_ABOUT THIS EXERCISE_. Collect every line below that contains the word "icon".
(RECORDS PROVIDED Opens)
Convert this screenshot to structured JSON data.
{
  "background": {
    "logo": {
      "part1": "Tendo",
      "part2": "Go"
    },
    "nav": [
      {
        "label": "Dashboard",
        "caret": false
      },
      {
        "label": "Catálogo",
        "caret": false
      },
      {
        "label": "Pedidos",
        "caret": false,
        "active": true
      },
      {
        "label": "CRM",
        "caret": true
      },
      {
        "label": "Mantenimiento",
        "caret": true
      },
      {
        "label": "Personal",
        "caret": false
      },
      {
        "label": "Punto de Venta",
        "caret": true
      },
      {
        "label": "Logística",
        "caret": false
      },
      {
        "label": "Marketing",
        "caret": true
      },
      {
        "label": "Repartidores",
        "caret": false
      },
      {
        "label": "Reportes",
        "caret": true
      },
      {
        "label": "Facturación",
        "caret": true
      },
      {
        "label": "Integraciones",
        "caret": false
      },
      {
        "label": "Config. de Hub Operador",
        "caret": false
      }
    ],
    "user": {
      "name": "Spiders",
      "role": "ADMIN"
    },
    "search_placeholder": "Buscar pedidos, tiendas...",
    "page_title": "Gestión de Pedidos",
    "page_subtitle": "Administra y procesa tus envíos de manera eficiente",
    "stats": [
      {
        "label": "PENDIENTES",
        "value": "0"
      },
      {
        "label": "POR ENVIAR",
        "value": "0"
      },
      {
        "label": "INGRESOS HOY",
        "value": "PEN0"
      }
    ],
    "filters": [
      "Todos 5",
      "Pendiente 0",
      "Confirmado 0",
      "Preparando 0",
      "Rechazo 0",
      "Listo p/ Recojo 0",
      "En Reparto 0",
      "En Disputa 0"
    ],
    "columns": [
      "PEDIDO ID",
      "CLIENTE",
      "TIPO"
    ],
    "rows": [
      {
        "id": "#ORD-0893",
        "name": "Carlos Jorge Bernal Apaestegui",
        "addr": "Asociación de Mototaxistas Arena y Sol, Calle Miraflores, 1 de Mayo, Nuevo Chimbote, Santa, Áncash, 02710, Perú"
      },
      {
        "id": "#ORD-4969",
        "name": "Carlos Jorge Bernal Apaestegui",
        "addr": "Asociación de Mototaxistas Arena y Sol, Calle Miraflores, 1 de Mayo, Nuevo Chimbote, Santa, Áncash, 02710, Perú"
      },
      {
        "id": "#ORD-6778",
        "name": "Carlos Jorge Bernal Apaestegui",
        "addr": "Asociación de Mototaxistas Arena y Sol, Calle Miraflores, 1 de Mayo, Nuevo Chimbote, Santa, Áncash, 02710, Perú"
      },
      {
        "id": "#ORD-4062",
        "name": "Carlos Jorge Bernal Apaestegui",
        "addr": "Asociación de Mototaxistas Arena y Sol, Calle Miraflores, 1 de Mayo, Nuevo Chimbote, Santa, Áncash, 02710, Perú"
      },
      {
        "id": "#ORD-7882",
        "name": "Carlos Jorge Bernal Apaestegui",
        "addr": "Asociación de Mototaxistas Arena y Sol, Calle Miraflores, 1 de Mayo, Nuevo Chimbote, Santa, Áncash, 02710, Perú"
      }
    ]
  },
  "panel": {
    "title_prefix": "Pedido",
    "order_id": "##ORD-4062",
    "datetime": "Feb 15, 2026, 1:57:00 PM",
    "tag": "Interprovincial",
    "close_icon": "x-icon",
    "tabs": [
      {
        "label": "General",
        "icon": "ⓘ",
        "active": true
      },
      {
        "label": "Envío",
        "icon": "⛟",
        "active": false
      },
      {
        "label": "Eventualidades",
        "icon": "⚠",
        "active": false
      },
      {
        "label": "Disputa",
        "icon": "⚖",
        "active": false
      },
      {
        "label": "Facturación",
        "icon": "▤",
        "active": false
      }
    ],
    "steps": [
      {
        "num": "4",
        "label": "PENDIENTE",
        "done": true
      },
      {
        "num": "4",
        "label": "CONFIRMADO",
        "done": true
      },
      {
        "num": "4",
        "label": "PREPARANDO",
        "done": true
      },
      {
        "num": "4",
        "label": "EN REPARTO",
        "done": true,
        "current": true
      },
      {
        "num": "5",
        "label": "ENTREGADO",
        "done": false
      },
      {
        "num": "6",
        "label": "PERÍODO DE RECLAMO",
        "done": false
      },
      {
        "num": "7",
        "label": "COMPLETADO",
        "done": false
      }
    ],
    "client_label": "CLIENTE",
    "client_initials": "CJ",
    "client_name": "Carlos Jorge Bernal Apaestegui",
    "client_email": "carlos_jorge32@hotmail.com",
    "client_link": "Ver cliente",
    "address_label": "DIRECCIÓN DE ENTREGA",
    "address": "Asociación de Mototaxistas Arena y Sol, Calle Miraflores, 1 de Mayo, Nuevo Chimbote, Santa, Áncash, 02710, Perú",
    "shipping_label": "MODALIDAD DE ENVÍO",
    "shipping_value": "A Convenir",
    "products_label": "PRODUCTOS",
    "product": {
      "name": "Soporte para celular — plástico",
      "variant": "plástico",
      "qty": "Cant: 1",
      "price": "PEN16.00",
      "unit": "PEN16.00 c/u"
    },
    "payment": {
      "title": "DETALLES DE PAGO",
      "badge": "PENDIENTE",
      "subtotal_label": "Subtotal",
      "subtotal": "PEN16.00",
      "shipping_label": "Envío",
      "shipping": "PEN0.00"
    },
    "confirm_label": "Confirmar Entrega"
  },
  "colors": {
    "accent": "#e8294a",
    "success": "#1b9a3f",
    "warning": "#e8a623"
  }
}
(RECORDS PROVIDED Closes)
_OUTPUT BELOW_.
    "close_icon": "x-icon",
        "icon": "ⓘ",
        "icon": "⛟",
        "icon": "⚠",
        "icon": "⚖",
        "icon": "▤",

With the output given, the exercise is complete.